In Russia the first encyclopedic reference works on music were written in the 19th century: L. A. Snegirev’s Ruchnaia muzykal’naia kniga (Music Handbook; St. Petersburg, 1837; 2nd ed., vols. 1–2, St. Petersburg, 1840) and P. D. Perepelitsyn’s Muzykal’nyi slovar’: Entsiklopedicheskii spravochnyi sbornik (Music Dictionary: An Encyclopedic Reference Anthology, Moscow, 1884). Between 1901 and 1904, H. Riemann’s Musik-Lexikon was published in Moscow in Russian translation. It was edited by Iu. D. Engel’ and supplemented with many articles on Russian musical culture (biographies, musical terminology).
The second edition of the revised and updated Entsiklopedicheskii muzykal’nyi slovar’ (Encyclopedic Music Dictionary) by B. S. Shteinpress and I. M. Iampol’skii was published in the USSR in 1966 (the first edition had appeared in Moscow in 1959). The work contains about 7,000 articles and includes a supplement with more than 3,000 musical terms in foreign languages.

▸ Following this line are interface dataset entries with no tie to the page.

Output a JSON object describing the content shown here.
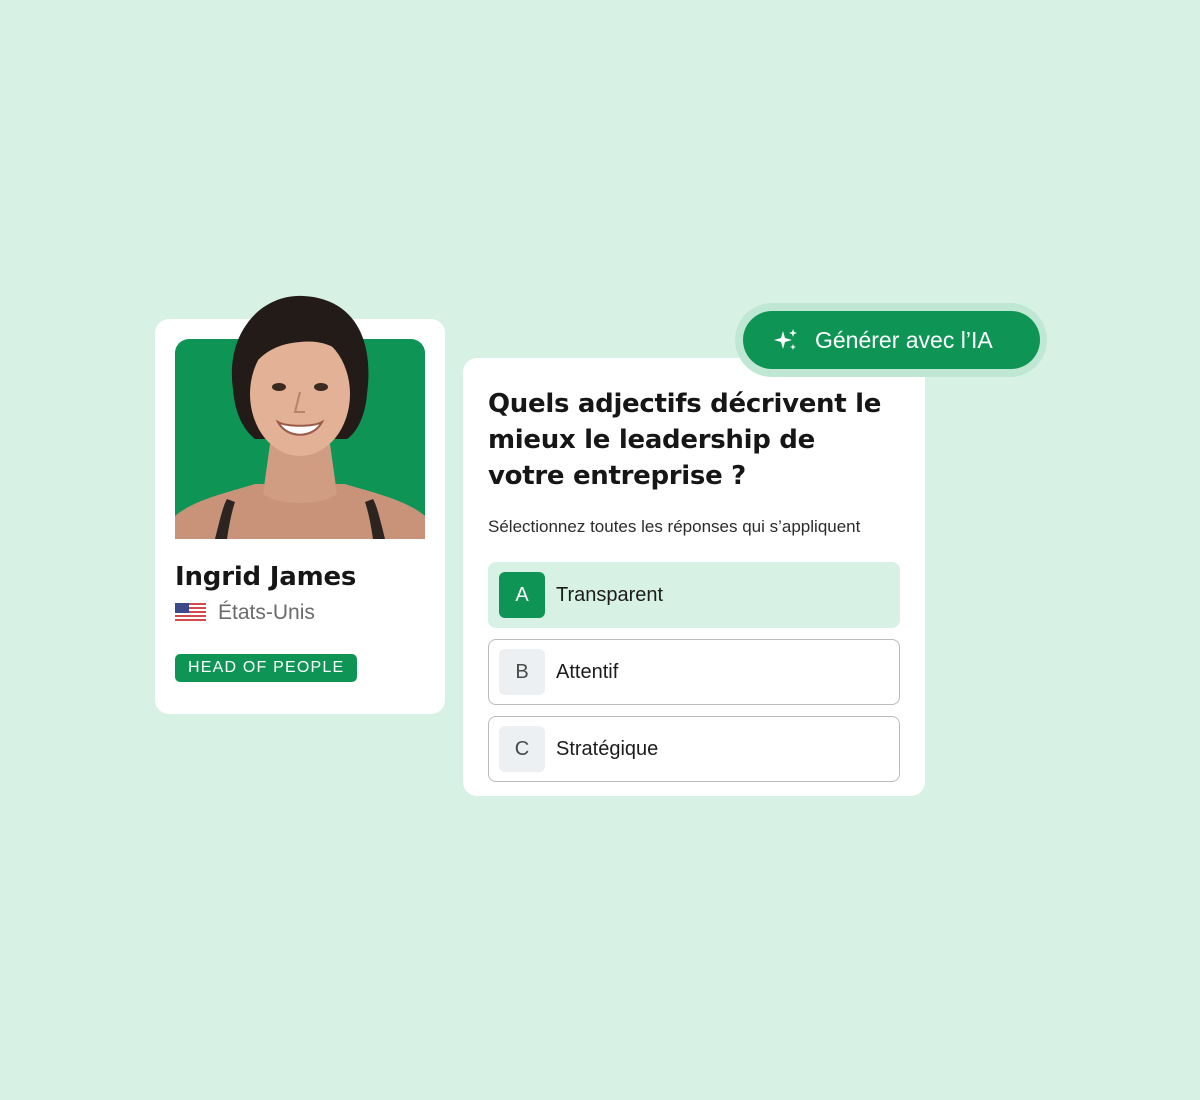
{
  "profile": {
    "name": "Ingrid James",
    "country": "États-Unis",
    "role": "HEAD OF PEOPLE",
    "flag_icon": "us-flag-icon"
  },
  "ai_button": {
    "label": "Générer avec l’IA",
    "icon": "sparkles-icon"
  },
  "question": {
    "title": "Quels adjectifs décrivent le mieux le leadership de votre entreprise ?",
    "hint": "Sélectionnez toutes les réponses qui s’appliquent",
    "options": [
      {
        "letter": "A",
        "label": "Transparent",
        "selected": true
      },
      {
        "letter": "B",
        "label": "Attentif",
        "selected": false
      },
      {
        "letter": "C",
        "label": "Stratégique",
        "selected": false
      }
    ]
  },
  "colors": {
    "background": "#d8f1e5",
    "brand_green": "#0e9556",
    "card": "#ffffff",
    "selected_option": "#d8f1e5"
  }
}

The first volume of the projected five-volume Muzykal’naia entsyklopediia (Music Encyclopedia) appeared in 1973. It is the first large-scale Soviet reference work on music and aims to provide basic information on the leading branches of musical scholarship and practice, to show the richness and progressive role of the Russian classical heritage, to present the most important phenomena of the musical culture of the peoples of the USSR and other socialist countries, to explain the conflict among the various trends in contemporary foreign music, and to describe the musical culture of the peoples of Asia, Africa, and Latin America.
REFERENCESSpravochnaia literatura po muzyke: Ukazatel’ izdanii na russkom iazyke, 1773–1962. [Compiled by G. B. Koltypina.] Moscow, 1964.
Schaal, R. Jahrbuch der Musikwelt [1st annual edition], 1949–50. Bayreuth, 1949.
Coover, J. B. A Bibliography of Music Dictionaries . Denver, 1952.
I. M. IAMPOL’SKII